Arizona, who will be ridden by jockey Ryan Moore, won the Coventry Stakes at Royal Ascot last year and was runner-up to Pinatubo in the Dewhurst, so he rightly takes top billing in the Ballydoyle line-up this time round with Wichita, his nearest rival in the stables, unlikely to catch him. William Hill’s odds of 14/1 for Wichita reflect his relatively poor prospects in this competitive field.
American-bred Kameko is third favourite for the race, with bookie Coral offering odds of 7/1 that will beat the competition. This promising Qatar Racing horse won the Vertem Furity Trophy (G1) last year, the first group 1 race to be held on all-weather under lights. Trainer Andrew Balding says “he’s a very good horse who is improving all the time”.
So Pinatubo will have some healthy competition this Saturday but remains the outstanding favourite. After his six straight wins last season, Pinatubo was given an official rating of 128, two points ahead of racing legend Frankel at the same stage, making him the best European juvenile since 1994.
Racing needs its stars like Pinatubo, and there is no doubt that the Godolphin horse has stellar prospects this season. But all is not sweetness and light in the Godolphin stables. And even prior to the events of the past couple of months, the British Horseracing Authority (BHA) has been under pressure for its continuing support for the owner of Godolphin, Sheikh Mohammed bin Rashid Al Maktoum.
When in March this year the family courts found Sheikh Mohammed – Prime Minister and Ruler of Dubai – guilty of the abduction and forced return to Dubai of two of his daughters, the judges also pronounced that the owner of Godolphin had “not been open and honest with the court”. With clear evidence of human rights violations, can Sheikh Mohammed be considered a “fit and proper” person to be the owner of his stables, as required by the RHA code of conduct?

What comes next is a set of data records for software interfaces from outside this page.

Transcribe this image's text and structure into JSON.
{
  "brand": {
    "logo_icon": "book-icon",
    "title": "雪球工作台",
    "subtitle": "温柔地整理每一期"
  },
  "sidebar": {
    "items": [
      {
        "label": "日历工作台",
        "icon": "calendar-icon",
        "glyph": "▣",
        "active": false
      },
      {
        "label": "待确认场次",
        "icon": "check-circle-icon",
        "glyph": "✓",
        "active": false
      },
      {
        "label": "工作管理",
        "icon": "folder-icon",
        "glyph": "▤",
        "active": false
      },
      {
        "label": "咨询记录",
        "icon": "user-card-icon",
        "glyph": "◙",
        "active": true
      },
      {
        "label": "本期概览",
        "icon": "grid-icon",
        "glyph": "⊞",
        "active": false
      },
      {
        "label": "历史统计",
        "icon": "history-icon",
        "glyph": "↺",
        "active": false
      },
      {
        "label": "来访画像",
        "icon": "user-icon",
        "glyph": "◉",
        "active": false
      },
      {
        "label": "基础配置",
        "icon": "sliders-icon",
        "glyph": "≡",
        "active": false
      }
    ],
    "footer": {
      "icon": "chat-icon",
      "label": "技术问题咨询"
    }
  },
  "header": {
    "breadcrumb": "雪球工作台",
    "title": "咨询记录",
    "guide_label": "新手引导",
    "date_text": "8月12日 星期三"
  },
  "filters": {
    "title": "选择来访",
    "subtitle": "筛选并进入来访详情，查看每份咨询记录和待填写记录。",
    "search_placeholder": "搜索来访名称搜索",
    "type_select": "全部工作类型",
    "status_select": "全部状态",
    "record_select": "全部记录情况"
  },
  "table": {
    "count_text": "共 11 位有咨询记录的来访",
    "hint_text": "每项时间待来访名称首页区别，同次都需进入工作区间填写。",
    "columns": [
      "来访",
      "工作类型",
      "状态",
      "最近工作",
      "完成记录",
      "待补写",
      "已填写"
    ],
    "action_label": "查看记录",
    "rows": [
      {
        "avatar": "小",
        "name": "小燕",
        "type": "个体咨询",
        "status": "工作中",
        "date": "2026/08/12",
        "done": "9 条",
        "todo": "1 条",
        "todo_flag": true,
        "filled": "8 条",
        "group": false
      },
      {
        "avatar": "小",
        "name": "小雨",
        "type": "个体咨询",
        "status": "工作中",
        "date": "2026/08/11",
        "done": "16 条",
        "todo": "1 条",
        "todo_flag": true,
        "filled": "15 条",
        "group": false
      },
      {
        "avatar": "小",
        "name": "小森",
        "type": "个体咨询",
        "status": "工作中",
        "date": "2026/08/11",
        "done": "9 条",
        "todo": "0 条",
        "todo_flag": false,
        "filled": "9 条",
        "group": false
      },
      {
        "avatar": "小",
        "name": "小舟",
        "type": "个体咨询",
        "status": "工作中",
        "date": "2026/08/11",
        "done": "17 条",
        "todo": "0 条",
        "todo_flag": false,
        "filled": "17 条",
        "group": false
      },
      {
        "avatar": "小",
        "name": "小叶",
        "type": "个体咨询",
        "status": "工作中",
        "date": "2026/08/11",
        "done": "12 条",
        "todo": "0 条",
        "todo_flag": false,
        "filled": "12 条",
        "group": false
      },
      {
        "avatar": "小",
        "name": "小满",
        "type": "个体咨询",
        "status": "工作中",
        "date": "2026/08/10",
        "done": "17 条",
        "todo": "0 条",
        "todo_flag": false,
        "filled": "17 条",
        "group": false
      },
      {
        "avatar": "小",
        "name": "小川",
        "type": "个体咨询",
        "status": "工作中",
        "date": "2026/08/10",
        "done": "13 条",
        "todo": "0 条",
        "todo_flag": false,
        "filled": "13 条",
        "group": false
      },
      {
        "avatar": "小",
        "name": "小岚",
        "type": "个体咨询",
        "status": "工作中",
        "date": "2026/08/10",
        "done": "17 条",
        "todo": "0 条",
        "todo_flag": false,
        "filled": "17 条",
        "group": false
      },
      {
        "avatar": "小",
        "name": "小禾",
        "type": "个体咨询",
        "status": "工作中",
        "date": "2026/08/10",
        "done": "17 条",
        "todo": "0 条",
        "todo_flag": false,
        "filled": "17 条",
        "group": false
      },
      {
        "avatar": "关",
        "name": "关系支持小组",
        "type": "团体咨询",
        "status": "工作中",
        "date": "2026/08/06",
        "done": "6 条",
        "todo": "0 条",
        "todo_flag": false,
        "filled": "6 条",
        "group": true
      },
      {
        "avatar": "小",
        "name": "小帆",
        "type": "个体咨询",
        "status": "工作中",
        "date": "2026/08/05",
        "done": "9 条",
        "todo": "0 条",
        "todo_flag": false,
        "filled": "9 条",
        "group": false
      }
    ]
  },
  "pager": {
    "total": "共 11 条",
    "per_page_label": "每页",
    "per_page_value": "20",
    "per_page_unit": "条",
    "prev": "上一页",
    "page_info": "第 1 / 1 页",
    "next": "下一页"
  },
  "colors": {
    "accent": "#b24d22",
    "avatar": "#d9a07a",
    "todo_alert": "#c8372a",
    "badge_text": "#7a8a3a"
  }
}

Or does the enormous influence he wields in the industry – courtesy of his massive investment over decades in the UK, Dubai, Australia and Japan – take precedence? What a dilemma for the BHA to face as racing returns to our screens this week.